Botox Injections Work as Antidepressant
Botulinum toxin A, commonly known as Botox, may be more than an anti-aging treatment. A new study has found that when Botox is injected between the eyebrows, it not only has a cosmetic effect—it also yields a long-lasting antidepressant effect.
Researchers at the University of Texas Southwestern in Austin conducted a 24-week randomized, double-blind, placebo-controlled study including 30 participants with major depressive disorder (MDD). Patients taking antidepressants were included in the study, but researchers excluded anyone taking more than three psychotropic drugs, who had an Axis II diagnosis, or who were “overly invested in cosmetic treatments,” although this was not defined further.
Participants were randomly assigned to receive either a single Botox injection or placebo into the glabellar muscles that cause frown lines. At week 12, those who received placebo were given the Botox treatment, and the Botox group crossed over to receive placebo.
Researchers evaluated the participants at weeks 0, 3, 6, 12, 15, 18, and 24 for improvement in MDD symptoms using the Patient Health Care Questionnaire-9 (PHQ- 9), Beck Depression Inventory (BDI), and 21-Item Hamilton Depression Rating Scale (HDRS-21). The primary outcome was antidepressant response as defined by a reduction of at least 50% on the Hamilton scale. Partial response was defined as a 25% to 49% reduction.
Patients who received Botox (either at week 0 or at week 12) had a statistically significant reduction in MDD symptoms, compared to those receiving placebo. Six weeks after receiving Botox, response rates were 55% in the group that received the injection at week 0, 24% in the group that received the injection at week 12, and 0% in the placebo group. Partial responses were seen in 73%, 65%, and 5%, respectively. Surprisingly, symptoms continued to decrease over the 24-week period after a single Botox injection, even though the cosmetic effects wore off in 12 to 16 weeks.
What’s behind the improvement? Nobody knows for sure, but researchers speculate that it may be due to its cosmetic effect, more positive social feedback to a happier face, or decreased feedback from the facial muscles to the brain resulting in less activation of the amygdala and other structures involved in depression (Magid M et al, J Clin Psychiatry 20l4;75(8);837-844).

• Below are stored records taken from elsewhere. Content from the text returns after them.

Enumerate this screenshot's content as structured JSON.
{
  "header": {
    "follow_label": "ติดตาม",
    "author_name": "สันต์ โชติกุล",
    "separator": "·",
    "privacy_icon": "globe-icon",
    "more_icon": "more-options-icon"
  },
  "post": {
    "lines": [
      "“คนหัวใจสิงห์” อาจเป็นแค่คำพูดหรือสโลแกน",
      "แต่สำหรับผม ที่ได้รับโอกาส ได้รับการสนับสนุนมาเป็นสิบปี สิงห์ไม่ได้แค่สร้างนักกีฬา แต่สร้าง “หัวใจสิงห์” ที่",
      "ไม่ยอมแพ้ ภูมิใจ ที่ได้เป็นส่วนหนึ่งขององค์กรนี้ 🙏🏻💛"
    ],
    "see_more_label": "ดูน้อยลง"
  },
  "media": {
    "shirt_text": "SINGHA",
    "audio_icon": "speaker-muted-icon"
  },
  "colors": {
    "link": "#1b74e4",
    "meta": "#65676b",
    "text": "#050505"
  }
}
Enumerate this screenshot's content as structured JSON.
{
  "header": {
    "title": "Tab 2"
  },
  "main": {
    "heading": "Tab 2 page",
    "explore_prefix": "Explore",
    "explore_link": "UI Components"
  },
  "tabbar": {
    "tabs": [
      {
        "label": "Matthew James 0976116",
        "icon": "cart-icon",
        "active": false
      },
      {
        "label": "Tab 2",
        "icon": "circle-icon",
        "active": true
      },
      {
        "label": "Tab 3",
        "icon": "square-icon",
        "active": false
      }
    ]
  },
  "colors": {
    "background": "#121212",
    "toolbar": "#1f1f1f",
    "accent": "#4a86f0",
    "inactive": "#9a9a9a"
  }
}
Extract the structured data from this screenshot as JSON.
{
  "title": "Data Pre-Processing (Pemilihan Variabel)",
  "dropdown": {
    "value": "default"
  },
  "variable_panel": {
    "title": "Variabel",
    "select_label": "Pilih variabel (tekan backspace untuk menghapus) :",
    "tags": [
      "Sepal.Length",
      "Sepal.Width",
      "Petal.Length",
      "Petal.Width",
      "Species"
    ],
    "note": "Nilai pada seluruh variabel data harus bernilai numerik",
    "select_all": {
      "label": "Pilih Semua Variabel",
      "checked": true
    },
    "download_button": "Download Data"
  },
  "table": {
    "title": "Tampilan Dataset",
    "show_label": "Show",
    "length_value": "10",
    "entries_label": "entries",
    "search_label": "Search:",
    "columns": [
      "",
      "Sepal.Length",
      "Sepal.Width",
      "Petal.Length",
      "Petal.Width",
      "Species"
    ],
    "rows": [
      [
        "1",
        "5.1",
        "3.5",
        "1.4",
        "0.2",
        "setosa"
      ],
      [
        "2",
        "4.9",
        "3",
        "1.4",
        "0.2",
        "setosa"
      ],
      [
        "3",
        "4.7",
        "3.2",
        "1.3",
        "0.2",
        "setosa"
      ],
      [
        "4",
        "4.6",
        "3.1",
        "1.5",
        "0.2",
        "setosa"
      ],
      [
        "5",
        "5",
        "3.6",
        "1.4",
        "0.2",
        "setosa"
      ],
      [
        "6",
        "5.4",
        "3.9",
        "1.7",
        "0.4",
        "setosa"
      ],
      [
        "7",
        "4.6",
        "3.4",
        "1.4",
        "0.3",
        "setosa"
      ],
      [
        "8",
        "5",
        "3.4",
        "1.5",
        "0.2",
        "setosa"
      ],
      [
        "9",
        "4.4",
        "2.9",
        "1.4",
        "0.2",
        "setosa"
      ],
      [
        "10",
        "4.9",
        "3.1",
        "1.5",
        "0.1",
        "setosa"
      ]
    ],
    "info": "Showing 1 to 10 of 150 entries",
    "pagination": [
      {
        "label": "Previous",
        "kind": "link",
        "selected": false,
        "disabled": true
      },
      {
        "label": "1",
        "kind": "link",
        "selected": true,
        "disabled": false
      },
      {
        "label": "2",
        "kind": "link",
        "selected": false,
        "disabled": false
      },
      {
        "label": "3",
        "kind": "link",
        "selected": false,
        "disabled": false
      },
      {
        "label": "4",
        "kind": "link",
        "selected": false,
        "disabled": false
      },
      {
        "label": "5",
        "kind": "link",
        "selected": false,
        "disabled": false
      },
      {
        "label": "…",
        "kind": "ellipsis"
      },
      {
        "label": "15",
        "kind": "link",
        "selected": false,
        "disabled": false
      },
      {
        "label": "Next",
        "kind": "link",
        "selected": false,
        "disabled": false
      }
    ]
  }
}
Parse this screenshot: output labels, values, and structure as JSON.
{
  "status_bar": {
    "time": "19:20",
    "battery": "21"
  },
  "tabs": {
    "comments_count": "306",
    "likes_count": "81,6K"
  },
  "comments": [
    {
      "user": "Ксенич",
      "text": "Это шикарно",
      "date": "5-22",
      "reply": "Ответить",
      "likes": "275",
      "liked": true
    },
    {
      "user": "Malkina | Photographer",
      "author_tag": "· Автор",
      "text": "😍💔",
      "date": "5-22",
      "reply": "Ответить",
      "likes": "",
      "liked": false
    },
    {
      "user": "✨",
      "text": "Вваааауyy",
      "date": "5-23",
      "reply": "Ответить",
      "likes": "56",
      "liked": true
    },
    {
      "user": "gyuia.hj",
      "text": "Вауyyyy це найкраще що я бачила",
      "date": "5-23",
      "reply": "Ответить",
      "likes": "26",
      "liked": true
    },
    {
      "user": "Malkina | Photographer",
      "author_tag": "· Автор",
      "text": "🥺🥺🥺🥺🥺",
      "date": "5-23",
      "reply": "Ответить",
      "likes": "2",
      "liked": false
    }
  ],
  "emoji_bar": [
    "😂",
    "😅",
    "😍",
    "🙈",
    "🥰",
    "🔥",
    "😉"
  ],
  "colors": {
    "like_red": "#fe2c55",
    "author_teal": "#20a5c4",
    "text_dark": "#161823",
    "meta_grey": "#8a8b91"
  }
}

TCPR’s Take: This study lends preliminary support to the idea that looking happier might make a patient feel happier, too. While the sample size was small and 93% of participants were women, the impressive response rates argue that Botox might someday be employed as a safe and effective antidepressant strategy.